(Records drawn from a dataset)
*** Begin section ***

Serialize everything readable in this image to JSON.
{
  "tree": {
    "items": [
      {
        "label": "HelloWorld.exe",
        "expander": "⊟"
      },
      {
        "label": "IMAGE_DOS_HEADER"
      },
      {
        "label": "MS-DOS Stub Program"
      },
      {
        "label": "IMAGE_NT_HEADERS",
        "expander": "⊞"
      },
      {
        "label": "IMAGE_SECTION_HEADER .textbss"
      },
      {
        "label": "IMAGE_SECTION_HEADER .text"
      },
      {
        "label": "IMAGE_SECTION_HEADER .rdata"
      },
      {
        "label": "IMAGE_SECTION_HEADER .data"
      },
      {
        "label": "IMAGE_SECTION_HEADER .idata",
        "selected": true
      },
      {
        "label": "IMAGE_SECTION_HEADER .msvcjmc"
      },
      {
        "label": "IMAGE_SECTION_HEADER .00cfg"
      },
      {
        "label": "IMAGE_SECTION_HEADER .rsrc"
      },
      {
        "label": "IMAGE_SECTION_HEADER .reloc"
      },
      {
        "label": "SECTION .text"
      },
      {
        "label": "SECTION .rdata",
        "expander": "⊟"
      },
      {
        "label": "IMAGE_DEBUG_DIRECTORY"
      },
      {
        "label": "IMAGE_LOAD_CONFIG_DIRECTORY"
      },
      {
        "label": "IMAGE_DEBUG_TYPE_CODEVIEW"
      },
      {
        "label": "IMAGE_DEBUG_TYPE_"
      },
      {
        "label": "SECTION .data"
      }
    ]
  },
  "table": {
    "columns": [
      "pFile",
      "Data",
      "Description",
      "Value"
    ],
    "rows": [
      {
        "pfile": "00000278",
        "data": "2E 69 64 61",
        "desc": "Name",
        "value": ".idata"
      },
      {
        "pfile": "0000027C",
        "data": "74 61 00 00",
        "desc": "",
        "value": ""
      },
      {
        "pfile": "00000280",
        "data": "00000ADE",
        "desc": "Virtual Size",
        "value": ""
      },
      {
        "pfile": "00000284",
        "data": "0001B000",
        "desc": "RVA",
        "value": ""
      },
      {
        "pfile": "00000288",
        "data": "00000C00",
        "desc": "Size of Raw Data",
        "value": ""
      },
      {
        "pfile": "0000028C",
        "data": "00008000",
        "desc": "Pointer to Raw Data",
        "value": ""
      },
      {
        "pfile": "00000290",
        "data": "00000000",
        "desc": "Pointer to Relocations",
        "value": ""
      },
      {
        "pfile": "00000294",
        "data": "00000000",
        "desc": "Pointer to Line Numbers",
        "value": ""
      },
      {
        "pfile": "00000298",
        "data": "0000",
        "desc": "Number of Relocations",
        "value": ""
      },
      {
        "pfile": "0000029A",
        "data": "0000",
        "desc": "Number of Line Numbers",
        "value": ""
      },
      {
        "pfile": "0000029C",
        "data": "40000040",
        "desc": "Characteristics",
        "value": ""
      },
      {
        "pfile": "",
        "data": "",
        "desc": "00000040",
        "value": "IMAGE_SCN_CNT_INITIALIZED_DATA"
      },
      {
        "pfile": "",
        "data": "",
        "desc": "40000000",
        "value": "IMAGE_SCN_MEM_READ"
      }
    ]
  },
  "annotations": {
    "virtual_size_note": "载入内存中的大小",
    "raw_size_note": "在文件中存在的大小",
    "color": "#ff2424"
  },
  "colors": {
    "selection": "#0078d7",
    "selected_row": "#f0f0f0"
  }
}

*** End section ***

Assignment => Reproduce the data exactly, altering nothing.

Response area =>
Serialize everything readable in this image to JSON.
{
  "tree": {
    "items": [
      {
        "label": "HelloWorld.exe",
        "expander": "⊟"
      },
      {
        "label": "IMAGE_DOS_HEADER"
      },
      {
        "label": "MS-DOS Stub Program"
      },
      {
        "label": "IMAGE_NT_HEADERS",
        "expander": "⊞"
      },
      {
        "label": "IMAGE_SECTION_HEADER .textbss"
      },
      {
        "label": "IMAGE_SECTION_HEADER .text"
      },
      {
        "label": "IMAGE_SECTION_HEADER .rdata"
      },
      {
        "label": "IMAGE_SECTION_HEADER .data"
      },
      {
        "label": "IMAGE_SECTION_HEADER .idata",
        "selected": true
      },
      {
        "label": "IMAGE_SECTION_HEADER .msvcjmc"
      },
      {
        "label": "IMAGE_SECTION_HEADER .00cfg"
      },
      {
        "label": "IMAGE_SECTION_HEADER .rsrc"
      },
      {
        "label": "IMAGE_SECTION_HEADER .reloc"
      },
      {
        "label": "SECTION .text"
      },
      {
        "label": "SECTION .rdata",
        "expander": "⊟"
      },
      {
        "label": "IMAGE_DEBUG_DIRECTORY"
      },
      {
        "label": "IMAGE_LOAD_CONFIG_DIRECTORY"
      },
      {
        "label": "IMAGE_DEBUG_TYPE_CODEVIEW"
      },
      {
        "label": "IMAGE_DEBUG_TYPE_"
      },
      {
        "label": "SECTION .data"
      }
    ]
  },
  "table": {
    "columns": [
      "pFile",
      "Data",
      "Description",
      "Value"
    ],
    "rows": [
      {
        "pfile": "00000278",
        "data": "2E 69 64 61",
        "desc": "Name",
        "value": ".idata"
      },
      {
        "pfile": "0000027C",
        "data": "74 61 00 00",
        "desc": "",
        "value": ""
      },
      {
        "pfile": "00000280",
        "data": "00000ADE",
        "desc": "Virtual Size",
        "value": ""
      },
      {
        "pfile": "00000284",
        "data": "0001B000",
        "desc": "RVA",
        "value": ""
      },
      {
        "pfile": "00000288",
        "data": "00000C00",
        "desc": "Size of Raw Data",
        "value": ""
      },
      {
        "pfile": "0000028C",
        "data": "00008000",
        "desc": "Pointer to Raw Data",
        "value": ""
      },
      {
        "pfile": "00000290",
        "data": "00000000",
        "desc": "Pointer to Relocations",
        "value": ""
      },
      {
        "pfile": "00000294",
        "data": "00000000",
        "desc": "Pointer to Line Numbers",
        "value": ""
      },
      {
        "pfile": "00000298",
        "data": "0000",
        "desc": "Number of Relocations",
        "value": ""
      },
      {
        "pfile": "0000029A",
        "data": "0000",
        "desc": "Number of Line Numbers",
        "value": ""
      },
      {
        "pfile": "0000029C",
        "data": "40000040",
        "desc": "Characteristics",
        "value": ""
      },
      {
        "pfile": "",
        "data": "",
        "desc": "00000040",
        "value": "IMAGE_SCN_CNT_INITIALIZED_DATA"
      },
      {
        "pfile": "",
        "data": "",
        "desc": "40000000",
        "value": "IMAGE_SCN_MEM_READ"
      }
    ]
  },
  "annotations": {
    "virtual_size_note": "载入内存中的大小",
    "raw_size_note": "在文件中存在的大小",
    "color": "#ff2424"
  },
  "colors": {
    "selection": "#0078d7",
    "selected_row": "#f0f0f0"
  }
}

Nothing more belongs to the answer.